RS: If Zaragoza isn’t Dutch, teach me something in Dutch that I could say when I am DJing.
Chuckie: It is hard but let me just literally translate it; you could say “Handen in de lucht” which means hands in the air.
RS: I am wondering with all of the touring and production that you do, how you balance your personal life as a human being with a mother of three kids and all your DJing?
Chuckie: It’s really hard and it is all about making sacrifices I guess, I have been doing it for quite a while. When I met my girl, she saw my career taking off and so she was there from the beginning and I think that creates a certain relationship whereby she understands what is going on. Of course every now and then she busts my balls and asks me why I have to reply to this girl and that girl and I just tell her I am trying to be nice! It is part of it and keeps it entertaining. It is all about balancing and making sacrifices but so far so good and I try to take some time off whenever I can but then again people really want to see you perform. That is why sometimes I can’t make it to certain places because have to schedule some free time as well.
RS: As someone who has been around for a little while, what is your take on the DJ Magazine list?
Chuckie: I have mixed feelings about it. House started from a love movement, it was about love and it wasn’t about competition or about money. I think that with implementing a DJ list, you kind of force people into a certain way of competition and some people really take it too seriously and get kind of hostile. It’s cool that it’s there but I think that it is based on popularity, which is fine, but at the end of the day I don’t take it too seriously because I think it would drive me crazy. I just follow my own path and do what I have to do. I am fine with it but at the end of the day it is hard to compare Locodice to Skrillex, it is two completely different worlds and so it’s hard to put them on the same list. On the other hand what are you judging, a DJ or a producer? It’s kind of funny but it’s cool that it’s there and it’s good for the industry that people have something to vote for.
RS: I am going to put you on the spot, outside of yourself if you made the DJ list who would you put as the #1 DJ in the world?

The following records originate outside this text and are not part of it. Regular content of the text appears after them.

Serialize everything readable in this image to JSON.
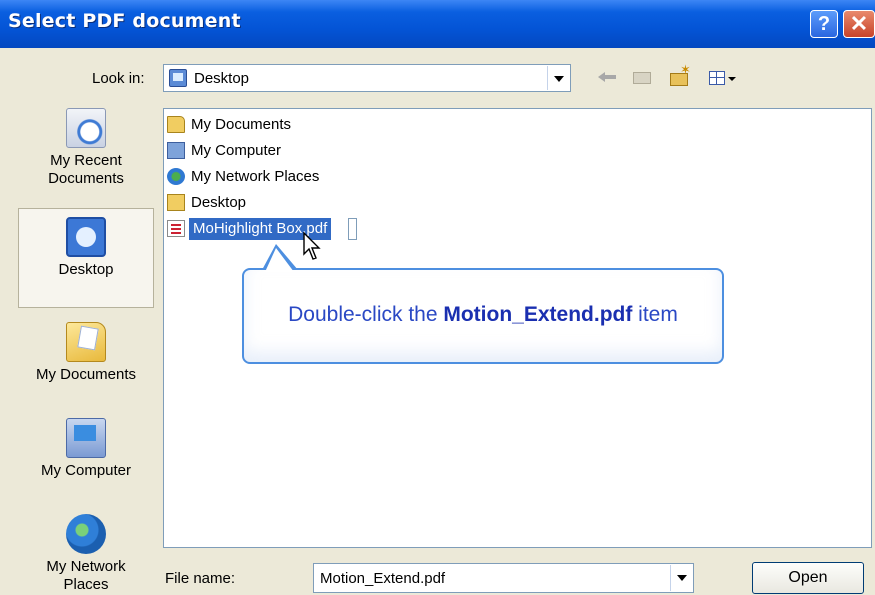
{
  "window": {
    "title": "Select PDF document",
    "help_button": "?",
    "close_button": "✕"
  },
  "toolbar": {
    "look_in_label": "Look in:",
    "look_in_value": "Desktop",
    "icons": [
      "back-icon",
      "up-folder-icon",
      "new-folder-icon",
      "views-menu-icon"
    ]
  },
  "places": [
    {
      "label": "My Recent\nDocuments",
      "icon": "recent-documents-icon"
    },
    {
      "label": "Desktop",
      "icon": "desktop-icon",
      "selected": true
    },
    {
      "label": "My Documents",
      "icon": "my-documents-icon"
    },
    {
      "label": "My Computer",
      "icon": "my-computer-icon"
    },
    {
      "label": "My Network\nPlaces",
      "icon": "network-places-icon"
    }
  ],
  "files": [
    {
      "label": "My Documents",
      "icon": "folder-documents-icon"
    },
    {
      "label": "My Computer",
      "icon": "computer-icon"
    },
    {
      "label": "My Network Places",
      "icon": "network-icon"
    },
    {
      "label": "Desktop",
      "icon": "folder-icon"
    },
    {
      "label": "MoHighlight Box.pdf",
      "icon": "pdf-icon",
      "selected": true
    }
  ],
  "callout": {
    "prefix": "Double-click the ",
    "target": "Motion_Extend.pdf",
    "suffix": " item"
  },
  "bottom": {
    "file_name_label": "File name:",
    "file_name_value": "Motion_Extend.pdf",
    "open_button": "Open"
  },
  "colors": {
    "titlebar": "#0454d6",
    "selection": "#316ac5",
    "callout_border": "#4d8fe0",
    "callout_text": "#2a48c4"
  }
}
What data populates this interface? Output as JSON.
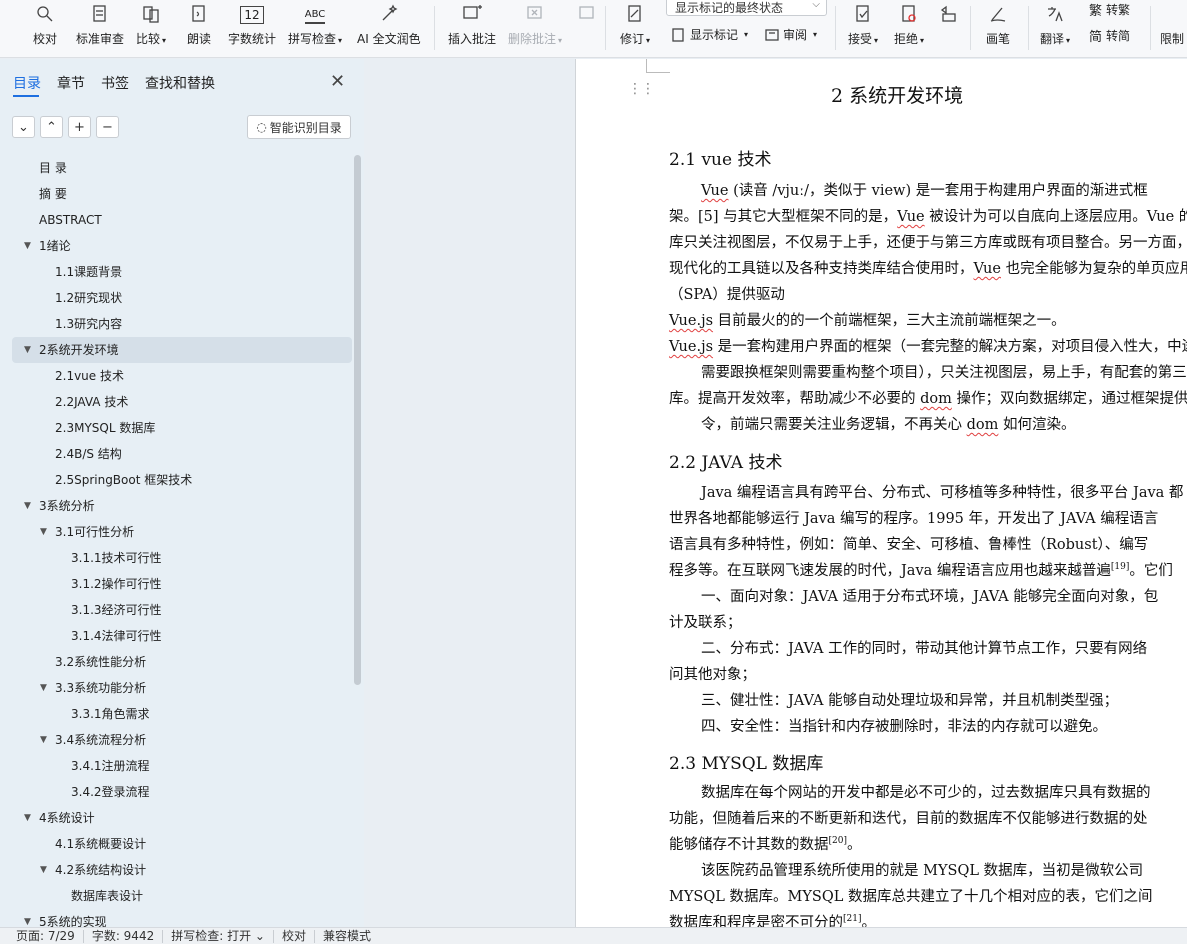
{
  "ribbon": {
    "proofread": "校对",
    "standard_review": "标准审查",
    "compare": "比较",
    "read_aloud": "朗读",
    "word_count": "字数统计",
    "word_count_icon_text": "12",
    "spell_check": "拼写检查",
    "spell_icon_text": "ABC",
    "ai_polish": "AI 全文润色",
    "insert_comment": "插入批注",
    "delete_comment": "删除批注",
    "markup_select": "显示标记的最终状态",
    "revise": "修订",
    "show_markup": "显示标记",
    "review": "审阅",
    "accept": "接受",
    "reject": "拒绝",
    "pen": "画笔",
    "translate": "翻译",
    "to_traditional": "转繁",
    "to_simplified": "转简",
    "restrict": "限制"
  },
  "nav": {
    "tabs": [
      "目录",
      "章节",
      "书签",
      "查找和替换"
    ],
    "smart_toc": "智能识别目录",
    "toc": [
      {
        "label": "目  录",
        "level": 1,
        "arrow": ""
      },
      {
        "label": "摘  要",
        "level": 1,
        "arrow": ""
      },
      {
        "label": "ABSTRACT",
        "level": 1,
        "arrow": ""
      },
      {
        "label": "1绪论",
        "level": 1,
        "arrow": "▼"
      },
      {
        "label": "1.1课题背景",
        "level": 2,
        "arrow": ""
      },
      {
        "label": "1.2研究现状",
        "level": 2,
        "arrow": ""
      },
      {
        "label": "1.3研究内容",
        "level": 2,
        "arrow": ""
      },
      {
        "label": "2系统开发环境",
        "level": 1,
        "arrow": "▼",
        "selected": true
      },
      {
        "label": "2.1vue 技术",
        "level": 2,
        "arrow": ""
      },
      {
        "label": "2.2JAVA 技术",
        "level": 2,
        "arrow": ""
      },
      {
        "label": "2.3MYSQL 数据库",
        "level": 2,
        "arrow": ""
      },
      {
        "label": "2.4B/S 结构",
        "level": 2,
        "arrow": ""
      },
      {
        "label": "2.5SpringBoot 框架技术",
        "level": 2,
        "arrow": ""
      },
      {
        "label": "3系统分析",
        "level": 1,
        "arrow": "▼"
      },
      {
        "label": "3.1可行性分析",
        "level": 2,
        "arrow": "▼"
      },
      {
        "label": "3.1.1技术可行性",
        "level": 3,
        "arrow": ""
      },
      {
        "label": "3.1.2操作可行性",
        "level": 3,
        "arrow": ""
      },
      {
        "label": "3.1.3经济可行性",
        "level": 3,
        "arrow": ""
      },
      {
        "label": "3.1.4法律可行性",
        "level": 3,
        "arrow": ""
      },
      {
        "label": "3.2系统性能分析",
        "level": 2,
        "arrow": ""
      },
      {
        "label": "3.3系统功能分析",
        "level": 2,
        "arrow": "▼"
      },
      {
        "label": "3.3.1角色需求",
        "level": 3,
        "arrow": ""
      },
      {
        "label": "3.4系统流程分析",
        "level": 2,
        "arrow": "▼"
      },
      {
        "label": "3.4.1注册流程",
        "level": 3,
        "arrow": ""
      },
      {
        "label": "3.4.2登录流程",
        "level": 3,
        "arrow": ""
      },
      {
        "label": "4系统设计",
        "level": 1,
        "arrow": "▼"
      },
      {
        "label": "4.1系统概要设计",
        "level": 2,
        "arrow": ""
      },
      {
        "label": "4.2系统结构设计",
        "level": 2,
        "arrow": "▼"
      },
      {
        "label": "数据库表设计",
        "level": 3,
        "arrow": ""
      },
      {
        "label": "5系统的实现",
        "level": 1,
        "arrow": "▼"
      }
    ]
  },
  "doc": {
    "chapter_title": "2  系统开发环境",
    "s21_title": "2.1  vue 技术",
    "p1_vue": "Vue",
    "p1_rest": " (读音  /vjuː/，类似于  view) 是一套用于构建用户界面的渐进式框",
    "p2_a": "架。[5] 与其它大型框架不同的是，",
    "p2_vue": "Vue",
    "p2_b": " 被设计为可以自底向上逐层应用。Vue 的核心",
    "p3": "库只关注视图层，不仅易于上手，还便于与第三方库或既有项目整合。另一方面，当与",
    "p4_a": "现代化的工具链以及各种支持类库结合使用时，",
    "p4_vue": "Vue",
    "p4_b": " 也完全能够为复杂的单页应用",
    "p5": "（SPA）提供驱动",
    "p6_vue": "Vue.js",
    "p6_rest": " 目前最火的的一个前端框架，三大主流前端框架之一。",
    "p7_vue": "Vue.js",
    "p7_rest": " 是一套构建用户界面的框架（一套完整的解决方案，对项目侵入性大，中途",
    "p8": "需要跟换框架则需要重构整个项目），只关注视图层，易上手，有配套的第三方类",
    "p9_a": "库。提高开发效率，帮助减少不必要的 ",
    "p9_dom": "dom",
    "p9_b": " 操作；双向数据绑定，通过框架提供的指",
    "p10_a": "令，前端只需要关注业务逻辑，不再关心 ",
    "p10_dom": "dom",
    "p10_b": " 如何渲染。",
    "s22_title": "2.2  JAVA 技术",
    "j1": "Java 编程语言具有跨平台、分布式、可移植等多种特性，很多平台 Java 都",
    "j2": "世界各地都能够运行 Java 编写的程序。1995 年，开发出了 JAVA 编程语言",
    "j3": "语言具有多种特性，例如：简单、安全、可移植、鲁棒性（Robust）、编写",
    "j4_a": "程多等。在互联网飞速发展的时代，Java 编程语言应用也越来越普遍",
    "j4_sup": "[19]",
    "j4_b": "。它们",
    "j5": "一、面向对象：JAVA 适用于分布式环境，JAVA 能够完全面向对象，包",
    "j6": "计及联系；",
    "j7": "二、分布式：JAVA 工作的同时，带动其他计算节点工作，只要有网络",
    "j8": "问其他对象；",
    "j9": "三、健壮性：JAVA 能够自动处理垃圾和异常，并且机制类型强；",
    "j10": "四、安全性：当指针和内存被删除时，非法的内存就可以避免。",
    "s23_title": "2.3  MYSQL 数据库",
    "m1": "数据库在每个网站的开发中都是必不可少的，过去数据库只具有数据的",
    "m2": "功能，但随着后来的不断更新和迭代，目前的数据库不仅能够进行数据的处",
    "m3_a": "能够储存不计其数的数据",
    "m3_sup": "[20]",
    "m3_b": "。",
    "m4": "该医院药品管理系统所使用的就是 MYSQL 数据库，当初是微软公司",
    "m5": "MYSQL 数据库。MYSQL 数据库总共建立了十几个相对应的表，它们之间",
    "m6_a": "数据库和程序是密不可分的",
    "m6_sup": "[21]",
    "m6_b": "。"
  },
  "status": {
    "page": "页面: 7/29",
    "words": "字数: 9442",
    "spell": "拼写检查: 打开",
    "proof": "校对",
    "compat": "兼容模式"
  }
}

Chuckie: Well I have a lot of questions for you, do you want me to judge based on DJ skills or based on productions?
RS: Consider both.
Chuckie: Based on productions, I would say guys like Deadmau5 or Noisia, but there are also a bunch of techno producers that I really like. It would be really hard to say, but if I had to choose I would say Deadmau5 as far as producer, and as far as DJs I would say probably Laidback Luke, he is amazing and I love his DJ skills. I have seen so many amazing techno DJs, and even a house DJ like TJR is technically one of the best. For me it is really hard to choose, but productionwise, Deadmau5 and DJwise would be Laidback Luke, but then again they are my friends so I am not being completely honest.
RS: Let’s say that you are in a room and in front of you is yourself at age 18, what advice would you give to your 18 year-old self?
Chuckie: I started producing when I was 18, so I would say to learn all of the technology as much as you can. I remember back then I loved just DJing and I focused so much on DJing. I started to produce later, so I would say to learn all of the programs and to learn all about every piece of equipment, I should have started earlier.
RS: What do you want to say to all of your fans out there?
Chuckie: Thank you for supporting the Dirty Dutch movement. February 7th in Amsterdam is going to be a new era for dirty Dutch and it is about to be on.
Interview conducted during Amsterdam Dance Event 2014.